What did the Iranians do to warrant such deafening and dramatic saber-rattling? Test a nuclear device? Open a military base in Mexico?
No. They voted for moderate Iranian politician, Hasan Rouhani, to be president. Rouhani ran on a platform of reaching out to the West and ending Iran’s largely US-imposed isolation from the international community.
To punctuate his expressed desire to open to the West, the English-speaking Rouhani unveiled his cabinet today, which includes a PhD from the University of Denver as his new foreign minister and a PhD from the George Washington University as his chief of staff. Iran watcher and RPI advisor Prof. Flint Leverett observed that “Rohani has appointed his A-team to do a deal with the U.S. It shows Iran is serious.”

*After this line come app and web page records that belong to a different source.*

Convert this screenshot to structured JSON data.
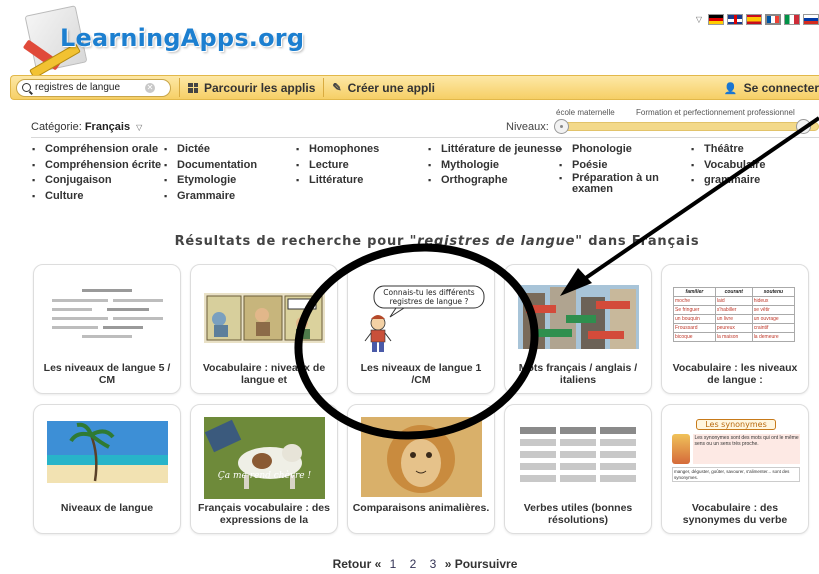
{
  "header": {
    "logo_text": "LearningApps.org",
    "languages": [
      "de",
      "en",
      "es",
      "fr",
      "it",
      "ru"
    ]
  },
  "toolbar": {
    "search_value": "registres de langue",
    "browse_label": "Parcourir les applis",
    "create_label": "Créer une appli",
    "connect_label": "Se connecter"
  },
  "filters": {
    "category_prefix": "Catégorie:",
    "category_value": "Français",
    "levels_label": "Niveaux:",
    "level_min_label": "école maternelle",
    "level_max_label": "Formation et perfectionnement professionnel"
  },
  "subjects": {
    "col1": [
      "Compréhension orale",
      "Compréhension écrite",
      "Conjugaison",
      "Culture"
    ],
    "col2": [
      "Dictée",
      "Documentation",
      "Etymologie",
      "Grammaire"
    ],
    "col3": [
      "Homophones",
      "Lecture",
      "Littérature"
    ],
    "col4": [
      "Littérature de jeunesse",
      "Mythologie",
      "Orthographe"
    ],
    "col5": [
      "Phonologie",
      "Poésie",
      "Préparation à un examen"
    ],
    "col6": [
      "Théâtre",
      "Vocabulaire",
      "grammaire"
    ]
  },
  "results": {
    "prefix": "Résultats de recherche pour ",
    "query": "\"registres de langue\"",
    "suffix": " dans Français"
  },
  "cards": [
    {
      "title": "Les niveaux de langue 5 / CM",
      "thumb": "lines"
    },
    {
      "title": "Vocabulaire : niveaux de langue et",
      "thumb": "comic"
    },
    {
      "title": "Les niveaux de langue 1 /CM",
      "thumb": "cartoon",
      "bubble": "Connais-tu les différents registres de langue ?"
    },
    {
      "title": "Mots français / anglais / italiens",
      "thumb": "buildings"
    },
    {
      "title": "Vocabulaire : les niveaux de langue :",
      "thumb": "table",
      "table_headers": [
        "familier",
        "courant",
        "soutenu"
      ],
      "table_rows": [
        [
          "moche",
          "laid",
          "hideux"
        ],
        [
          "Se fringuer",
          "s'habiller",
          "se vêtir"
        ],
        [
          "un bouquin",
          "un livre",
          "un ouvrage"
        ],
        [
          "Froussard",
          "peureux",
          "craintif"
        ],
        [
          "bicoque",
          "la maison",
          "la demeure"
        ]
      ]
    },
    {
      "title": "Niveaux de langue",
      "thumb": "beach"
    },
    {
      "title": "Français vocabulaire : des expressions de la",
      "thumb": "goat",
      "caption": "Ça me rend chèvre !"
    },
    {
      "title": "Comparaisons animalières.",
      "thumb": "lion"
    },
    {
      "title": "Verbes utiles (bonnes résolutions)",
      "thumb": "grid"
    },
    {
      "title": "Vocabulaire : des synonymes du verbe",
      "thumb": "synonyms",
      "syn_title": "Les synonymes",
      "syn_text": "Les synonymes sont des mots qui ont le même sens ou un sens très proche.",
      "syn_examples": "manger, déguster, goûter, savourer, s'alimenter... sont des synonymes."
    }
  ],
  "pagination": {
    "prev": "Retour «",
    "pages": [
      "1",
      "2",
      "3"
    ],
    "next": "» Poursuivre"
  },
  "colors": {
    "toolbar": "#f6cf66",
    "logo": "#1c7fd0",
    "annotation": "#000000"
  }
}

The US administration has been caught utterly devoid of an Iran policy beyond the neocon talking points threatening war and demanding capitulation. In fact, the House sanctions resolution, designed to pass on the eve of Rouhani’s inauguration to head off any talk of improving relations, was literally drafted by the arch-neocon director of the Foundation for Defense of Democracies, Mark Dubowitz. This Foundation, dubbed AIPAC’s Think Tank, is only a lukewarm supporter of sanctions, however, opining recently that “sanctions may be most useful after a strike against Iran’s nuclear-weapons facilities.” War first, sanctions afterward.
The US position on Iran is simple: demand total submission. As a prerequisite to begin any negotiating process with Iran the US will demand an end all uranium enrichment, even that which is expressly permitted under the Non Proliferation Treaty. Also, Iran must allow US intelligence personnel under cover of IAEA inspection teams to enter the country and establish more military targets, as they did in Iraq. No country would agree to such demands, which is exactly as the neocons intend it to be.
President Obama simply has no plan that would enable him to begin earnest negotiations with his Iranian counterpart. His is perhaps the most inept and incomprehensible foreign policy of recent memory.
9:11 pm on August 5, 2013 Email Daniel McAdams